But gonopodium! Man alive. Why do mammals get the camparatively flabby, humiliating penis?
Anyway, the author goes on to mention that far more fry (baby fish) will be produced than you can possibly ever raise, and to use the extras as "feeders." She then goes on to cheerfully recommend inbreeding. Take some of your second-round fry, she says, and "breed the males with their grandmothers" in order to achieve whichever of her characteristics you're going for.
In my comments to the author, I mentioned the fact that some people might be put off to discover that their breeding program will actually turn into Soylent Green for fish. And I thought that she should really think about addressing the reader's likely alarm/distaste at being told to breed a fish with his grandmother. Regarding the latter issue, I wrote:
I don't see how you can let this incredible subject matter slide by as if it's ho-hum, as if it won't shock and even dismay the beginner!To which she replied:
Why in the world would it shock a reader? It isn't like these fish are married and paying child support and know each other in family groups. Like these fish would not breed anyway if you tossed them in a tank?I wrote:
Some people will throw the book at the wall right here. You have got to address the discomfort such a scheme will DEFINITELY produce in most beginning readers.
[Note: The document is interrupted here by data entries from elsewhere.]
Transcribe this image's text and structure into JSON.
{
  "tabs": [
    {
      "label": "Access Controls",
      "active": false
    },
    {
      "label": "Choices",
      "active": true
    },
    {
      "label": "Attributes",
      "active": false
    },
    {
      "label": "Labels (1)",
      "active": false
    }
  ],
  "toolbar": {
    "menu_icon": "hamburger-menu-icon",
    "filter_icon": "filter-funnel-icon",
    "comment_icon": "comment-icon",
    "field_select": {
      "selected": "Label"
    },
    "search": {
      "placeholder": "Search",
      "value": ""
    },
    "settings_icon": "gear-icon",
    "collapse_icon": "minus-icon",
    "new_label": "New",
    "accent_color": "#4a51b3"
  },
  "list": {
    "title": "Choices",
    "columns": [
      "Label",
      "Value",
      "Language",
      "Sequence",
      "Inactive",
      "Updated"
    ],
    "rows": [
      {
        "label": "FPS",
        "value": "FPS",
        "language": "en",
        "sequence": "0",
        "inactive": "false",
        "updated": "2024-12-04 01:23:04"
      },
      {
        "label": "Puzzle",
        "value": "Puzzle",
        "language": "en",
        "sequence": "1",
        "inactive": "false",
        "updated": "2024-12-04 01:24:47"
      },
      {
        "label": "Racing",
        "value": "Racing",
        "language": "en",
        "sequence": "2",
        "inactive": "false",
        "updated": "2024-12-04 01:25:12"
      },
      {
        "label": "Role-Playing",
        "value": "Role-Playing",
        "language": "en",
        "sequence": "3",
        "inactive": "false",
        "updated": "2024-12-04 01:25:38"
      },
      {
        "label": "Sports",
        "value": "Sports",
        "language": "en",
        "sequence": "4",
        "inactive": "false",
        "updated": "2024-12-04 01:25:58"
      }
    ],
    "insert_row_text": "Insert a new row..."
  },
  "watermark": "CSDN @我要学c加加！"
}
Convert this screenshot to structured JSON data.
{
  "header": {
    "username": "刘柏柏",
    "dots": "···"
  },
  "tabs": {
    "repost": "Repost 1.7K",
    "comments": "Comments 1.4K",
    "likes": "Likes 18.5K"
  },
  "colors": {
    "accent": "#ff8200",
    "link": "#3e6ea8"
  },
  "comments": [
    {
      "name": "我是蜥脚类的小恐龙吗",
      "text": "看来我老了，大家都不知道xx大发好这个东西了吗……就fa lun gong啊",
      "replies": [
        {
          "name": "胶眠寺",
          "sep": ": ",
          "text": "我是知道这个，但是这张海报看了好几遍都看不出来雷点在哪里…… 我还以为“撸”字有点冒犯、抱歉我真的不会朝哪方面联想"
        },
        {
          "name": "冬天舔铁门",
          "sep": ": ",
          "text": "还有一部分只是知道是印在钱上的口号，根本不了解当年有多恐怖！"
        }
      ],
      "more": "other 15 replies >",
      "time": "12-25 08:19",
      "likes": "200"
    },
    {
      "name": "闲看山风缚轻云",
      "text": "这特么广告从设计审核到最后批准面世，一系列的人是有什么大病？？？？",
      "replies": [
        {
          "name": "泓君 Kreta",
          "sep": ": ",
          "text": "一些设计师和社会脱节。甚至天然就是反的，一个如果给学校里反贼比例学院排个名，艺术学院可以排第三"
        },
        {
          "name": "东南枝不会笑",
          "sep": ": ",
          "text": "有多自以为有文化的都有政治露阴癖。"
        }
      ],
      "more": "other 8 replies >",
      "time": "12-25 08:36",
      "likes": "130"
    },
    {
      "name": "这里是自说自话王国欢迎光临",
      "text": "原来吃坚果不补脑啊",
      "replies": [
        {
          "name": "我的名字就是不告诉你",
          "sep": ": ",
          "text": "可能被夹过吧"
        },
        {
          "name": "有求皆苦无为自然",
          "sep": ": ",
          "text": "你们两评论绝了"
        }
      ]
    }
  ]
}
Besides the opportunity for humor ... this is the richest motherlode I've seen in 14 years of editing!She replied:
I don't think it is funny at all. You are making a big deal out of something fish do naturally, and that every hobbyist does. You think readers visualize fish calling for mates from the pet store? People are not that shut in. We are talking about cold-blooded fish, not humans.After much back and forth, I wrote an example of the two disclaimers I'd like her to put in, and she accepted them and said to just put those in. First, I tackled death:
Beginning a fish breeding program brings with it some humane responsibility. Fish that you produce through breeding should, as they do in the wild, find their place in the biological ecosystem. Some species produce dozens or even hundreds of young. It's doubtful that you will want to keep every fish that your breeding pairs create. You should make every attempt to raise these fish, sell them, trade them, or give them away to good owners. If you think you cannot do these things, it may mean using excess fry to feed larger fish. Although this situation is found in nature, if you don't like the sound of you yourself doing it, then breeding is not for you.And finally sex:
Inbreeding in mammals causes genetic defects, and many people find it a distasteful topic generally. However, in the fish world, it happens all the time. Sometimes survival depends on it. Fish inbreeding should not be thought of in the same light as for higher animals. However, it's possible that no amount of evidence or argument can get you over that hurdle. If that is the case, then inbreeding to produce new strains of fish is not for you.She accepted this, but she still thinks I'm nuts. Am I?